Variation in Skin Red and Yellow Undertone: Reliability of Ratings and Predicted Relevance for Social Experiences by Amelia R. Branigan, Johanna G. Nunez, Mariya Adnan Khan, and Rachel A. Gordon (2023)

Social Psychology Quarterly


It is well established that skin lightness-darkness is associated with social outcomes, but little is known regarding the social salience of skin undertones (redness and yellowness). Our study addresses two related research questions on this topic: first, we ask whether red and yellow undertones are consistently perceived by observers; second, we ask whether red and yellow undertones are associated with expectations of discrimination across a range of social settings. We address these questions using novel survey data in which skin lightness-darkness and undertones are captured using CIELAB measurements and a two-dimensional categorical skin color scale. Although we find skin lightness-darkness to be the strongest and most consistent predictor of discrimination expectations, respondents also perceived skin undertones consistently, and skin yellowness was associated with a higher predicted likelihood of discrimination net of lightness-darkness in certain social settings.
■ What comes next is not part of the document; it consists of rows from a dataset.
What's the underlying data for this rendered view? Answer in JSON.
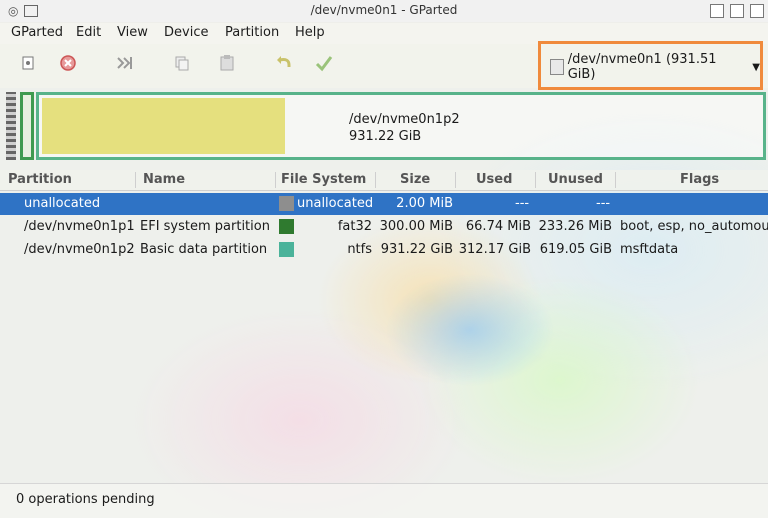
{
  "window": {
    "title": "/dev/nvme0n1 - GParted"
  },
  "menu": [
    "GParted",
    "Edit",
    "View",
    "Device",
    "Partition",
    "Help"
  ],
  "toolbar": {
    "icons": [
      "new-icon",
      "delete-icon",
      "resize-move-icon",
      "copy-icon",
      "paste-icon",
      "undo-icon",
      "apply-icon"
    ]
  },
  "device": {
    "label": "/dev/nvme0n1 (931.51 GiB)",
    "highlight_color": "#f08a3c"
  },
  "diskmap": {
    "label_name": "/dev/nvme0n1p2",
    "label_size": "931.22 GiB",
    "used_fraction": 0.335
  },
  "table": {
    "headers": [
      "Partition",
      "Name",
      "File System",
      "Size",
      "Used",
      "Unused",
      "Flags"
    ],
    "rows": [
      {
        "partition": "unallocated",
        "name": "",
        "fs_color": "#8e8e8e",
        "filesystem": "unallocated",
        "size": "2.00 MiB",
        "used": "---",
        "unused": "---",
        "flags": ""
      },
      {
        "partition": "/dev/nvme0n1p1",
        "name": "EFI system partition",
        "fs_color": "#2f7a2f",
        "filesystem": "fat32",
        "size": "300.00 MiB",
        "used": "66.74 MiB",
        "unused": "233.26 MiB",
        "flags": "boot, esp, no_automou"
      },
      {
        "partition": "/dev/nvme0n1p2",
        "name": "Basic data partition",
        "fs_color": "#4bb39a",
        "filesystem": "ntfs",
        "size": "931.22 GiB",
        "used": "312.17 GiB",
        "unused": "619.05 GiB",
        "flags": "msftdata"
      }
    ],
    "selected_color": "#2f73c5"
  },
  "status": {
    "text": "0 operations pending"
  }
}
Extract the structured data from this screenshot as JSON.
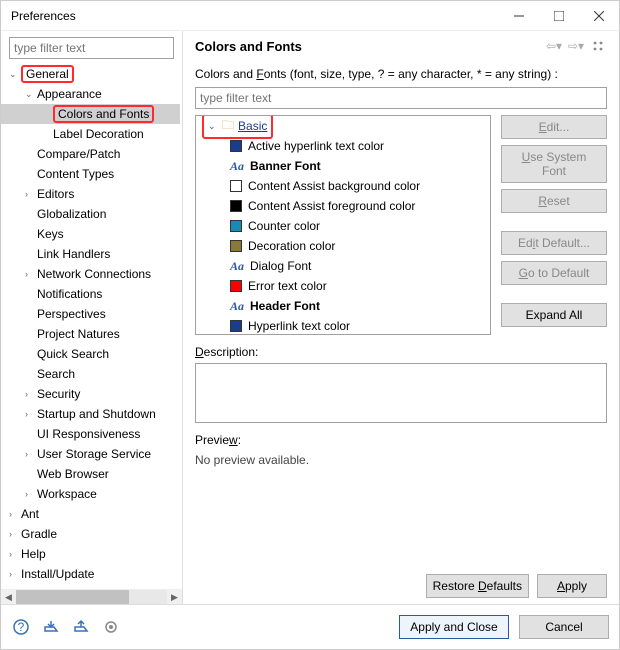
{
  "window": {
    "title": "Preferences"
  },
  "sidebar": {
    "filter_placeholder": "type filter text",
    "items": [
      {
        "label": "General",
        "depth": 0,
        "caret": "v",
        "redbox": true
      },
      {
        "label": "Appearance",
        "depth": 1,
        "caret": "v"
      },
      {
        "label": "Colors and Fonts",
        "depth": 2,
        "selected": true,
        "redbox": true
      },
      {
        "label": "Label Decoration",
        "depth": 2
      },
      {
        "label": "Compare/Patch",
        "depth": 1
      },
      {
        "label": "Content Types",
        "depth": 1
      },
      {
        "label": "Editors",
        "depth": 1,
        "caret": ">"
      },
      {
        "label": "Globalization",
        "depth": 1
      },
      {
        "label": "Keys",
        "depth": 1
      },
      {
        "label": "Link Handlers",
        "depth": 1
      },
      {
        "label": "Network Connections",
        "depth": 1,
        "caret": ">"
      },
      {
        "label": "Notifications",
        "depth": 1
      },
      {
        "label": "Perspectives",
        "depth": 1
      },
      {
        "label": "Project Natures",
        "depth": 1
      },
      {
        "label": "Quick Search",
        "depth": 1
      },
      {
        "label": "Search",
        "depth": 1
      },
      {
        "label": "Security",
        "depth": 1,
        "caret": ">"
      },
      {
        "label": "Startup and Shutdown",
        "depth": 1,
        "caret": ">"
      },
      {
        "label": "UI Responsiveness",
        "depth": 1
      },
      {
        "label": "User Storage Service",
        "depth": 1,
        "caret": ">"
      },
      {
        "label": "Web Browser",
        "depth": 1
      },
      {
        "label": "Workspace",
        "depth": 1,
        "caret": ">"
      },
      {
        "label": "Ant",
        "depth": 0,
        "caret": ">"
      },
      {
        "label": "Gradle",
        "depth": 0,
        "caret": ">"
      },
      {
        "label": "Help",
        "depth": 0,
        "caret": ">"
      },
      {
        "label": "Install/Update",
        "depth": 0,
        "caret": ">"
      }
    ]
  },
  "content": {
    "heading": "Colors and Fonts",
    "description_prefix": "Colors and ",
    "description_underline": "F",
    "description_suffix": "onts (font, size, type, ? = any character, * = any string) :",
    "filter_placeholder": "type filter text",
    "tree_root": {
      "label": "Basic",
      "expanded": true,
      "redbox": true
    },
    "items": [
      {
        "label": "Active hyperlink text color",
        "swatch": "#1a3c8c",
        "type": "color"
      },
      {
        "label": "Banner Font",
        "type": "font",
        "bold": true
      },
      {
        "label": "Content Assist background color",
        "swatch": "#ffffff",
        "type": "color"
      },
      {
        "label": "Content Assist foreground color",
        "swatch": "#000000",
        "type": "color"
      },
      {
        "label": "Counter color",
        "swatch": "#1a8ab5",
        "type": "color"
      },
      {
        "label": "Decoration color",
        "swatch": "#8a7a3a",
        "type": "color"
      },
      {
        "label": "Dialog Font",
        "type": "font"
      },
      {
        "label": "Error text color",
        "swatch": "#ff0000",
        "type": "color"
      },
      {
        "label": "Header Font",
        "type": "font",
        "bold": true
      },
      {
        "label": "Hyperlink text color",
        "swatch": "#1a3c8c",
        "type": "color"
      }
    ],
    "buttons": {
      "edit": "Edit...",
      "use_system": "Use System Font",
      "reset": "Reset",
      "edit_default": "Edit Default...",
      "go_default": "Go to Default",
      "expand_all": "Expand All"
    },
    "description_label": "Description:",
    "preview_label": "Preview:",
    "preview_text": "No preview available.",
    "restore_defaults": "Restore Defaults",
    "apply": "Apply"
  },
  "footer": {
    "apply_close": "Apply and Close",
    "cancel": "Cancel"
  }
}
Our findings suggest that colorism can extend beyond a light-dark binary and emphasize the value of capturing undertones, particularly yellowness, in social surveys assessing skin color.